··· Input data

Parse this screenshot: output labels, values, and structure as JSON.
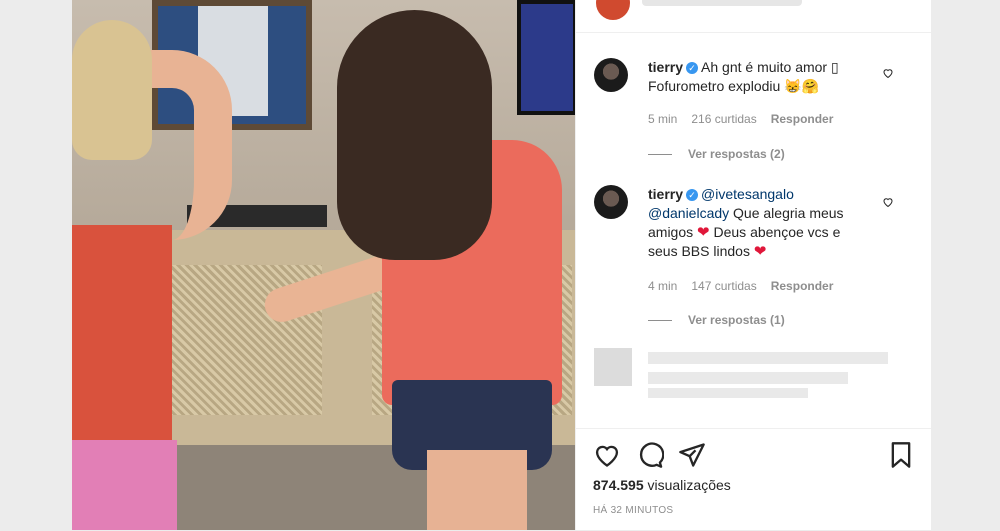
{
  "comments": [
    {
      "username": "tierry",
      "verified_mark": "✓",
      "mention": "",
      "text_line1": "Ah gnt é muito amor",
      "text_tail": "",
      "box_glyph": "▯",
      "text_line2": "Fofurometro explodiu",
      "emojis": "😸🤗",
      "time": "5 min",
      "likes": "216 curtidas",
      "reply_label": "Responder",
      "view_replies": "Ver respostas (2)"
    },
    {
      "username": "tierry",
      "verified_mark": "✓",
      "mention1": "@ivetesangalo",
      "mention2": "@danielcady",
      "text_a": "Que alegria meus amigos",
      "text_b": "Deus abençoe vcs e seus BBS lindos",
      "heart": "❤",
      "time": "4 min",
      "likes": "147 curtidas",
      "reply_label": "Responder",
      "view_replies": "Ver respostas (1)"
    }
  ],
  "post": {
    "views_count": "874.595",
    "views_label": "visualizações",
    "posted": "HÁ 32 MINUTOS"
  },
  "icons": [
    "heart-outline-icon",
    "comment-bubble-icon",
    "share-plane-icon",
    "bookmark-icon"
  ],
  "colors": {
    "verified": "#3897f0",
    "heart": "#e0173a",
    "mention": "#00376b",
    "meta": "#8e8e8e"
  }
}
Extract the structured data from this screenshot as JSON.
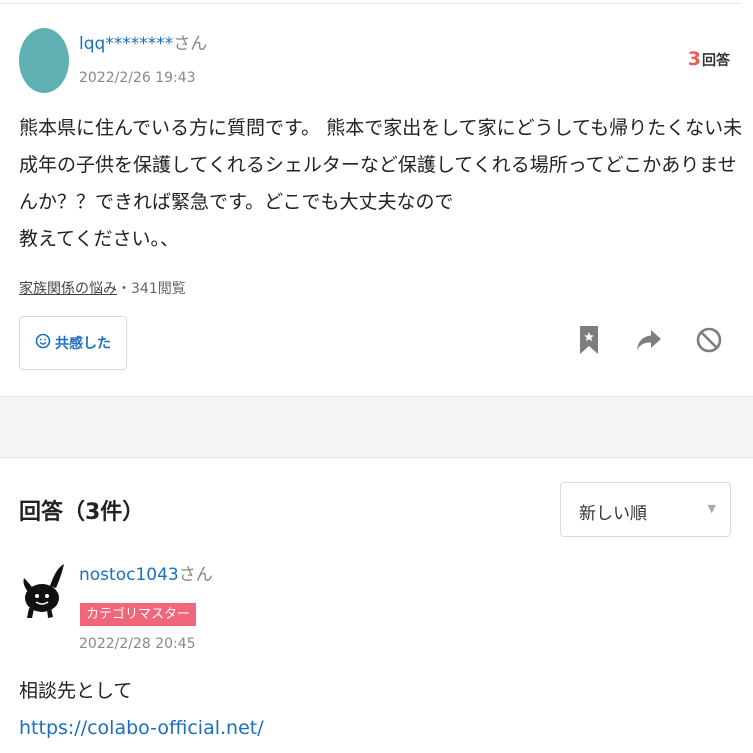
{
  "question": {
    "username": "lqq********",
    "honorific": "さん",
    "date": "2022/2/26 19:43",
    "answer_count": "3",
    "answer_count_label": "回答",
    "body_lines": [
      "熊本県に住んでいる方に質問です。 熊本で家出をして家にどうしても帰りたくない未",
      "成年の子供を保護してくれるシェルターなど保護してくれる場所ってどこかありませ",
      "んか？？できれば緊急です。どこでも大丈夫なので",
      "教えてください。、"
    ],
    "category": "家族関係の悩み",
    "views": "・341閲覧",
    "empathy_label": "共感した",
    "avatar_color": "#5fb0b3"
  },
  "answers_section": {
    "title": "回答（3件）",
    "sort": {
      "selected": "新しい順"
    }
  },
  "answer": {
    "username": "nostoc1043",
    "honorific": "さん",
    "badge": "カテゴリマスター",
    "date": "2022/2/28 20:45",
    "body_text": "相談先として",
    "link": "https://colabo-official.net/"
  },
  "icons": [
    "smile-icon",
    "bookmark-icon",
    "share-icon",
    "block-icon",
    "chevron-down-icon",
    "avatar-icon"
  ],
  "colors": {
    "link": "#1a6fc2",
    "accent_red": "#ee5a5a",
    "badge": "#f0667a"
  }
}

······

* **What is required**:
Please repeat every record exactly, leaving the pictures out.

* **Reply**:
Parse this screenshot: output labels, values, and structure as JSON.
{
  "comments": [
    {
      "username": "tierry",
      "verified_mark": "✓",
      "mention": "",
      "text_line1": "Ah gnt é muito amor",
      "text_tail": "",
      "box_glyph": "▯",
      "text_line2": "Fofurometro explodiu",
      "emojis": "😸🤗",
      "time": "5 min",
      "likes": "216 curtidas",
      "reply_label": "Responder",
      "view_replies": "Ver respostas (2)"
    },
    {
      "username": "tierry",
      "verified_mark": "✓",
      "mention1": "@ivetesangalo",
      "mention2": "@danielcady",
      "text_a": "Que alegria meus amigos",
      "text_b": "Deus abençoe vcs e seus BBS lindos",
      "heart": "❤",
      "time": "4 min",
      "likes": "147 curtidas",
      "reply_label": "Responder",
      "view_replies": "Ver respostas (1)"
    }
  ],
  "post": {
    "views_count": "874.595",
    "views_label": "visualizações",
    "posted": "HÁ 32 MINUTOS"
  },
  "icons": [
    "heart-outline-icon",
    "comment-bubble-icon",
    "share-plane-icon",
    "bookmark-icon"
  ],
  "colors": {
    "verified": "#3897f0",
    "heart": "#e0173a",
    "mention": "#00376b",
    "meta": "#8e8e8e"
  }
}
Extract the structured data from this screenshot as JSON.
{
  "question": {
    "username": "lqq********",
    "honorific": "さん",
    "date": "2022/2/26 19:43",
    "answer_count": "3",
    "answer_count_label": "回答",
    "body_lines": [
      "熊本県に住んでいる方に質問です。 熊本で家出をして家にどうしても帰りたくない未",
      "成年の子供を保護してくれるシェルターなど保護してくれる場所ってどこかありませ",
      "んか？？できれば緊急です。どこでも大丈夫なので",
      "教えてください。、"
    ],
    "category": "家族関係の悩み",
    "views": "・341閲覧",
    "empathy_label": "共感した",
    "avatar_color": "#5fb0b3"
  },
  "answers_section": {
    "title": "回答（3件）",
    "sort": {
      "selected": "新しい順"
    }
  },
  "answer": {
    "username": "nostoc1043",
    "honorific": "さん",
    "badge": "カテゴリマスター",
    "date": "2022/2/28 20:45",
    "body_text": "相談先として",
    "link": "https://colabo-official.net/"
  },
  "icons": [
    "smile-icon",
    "bookmark-icon",
    "share-icon",
    "block-icon",
    "chevron-down-icon",
    "avatar-icon"
  ],
  "colors": {
    "link": "#1a6fc2",
    "accent_red": "#ee5a5a",
    "badge": "#f0667a"
  }
}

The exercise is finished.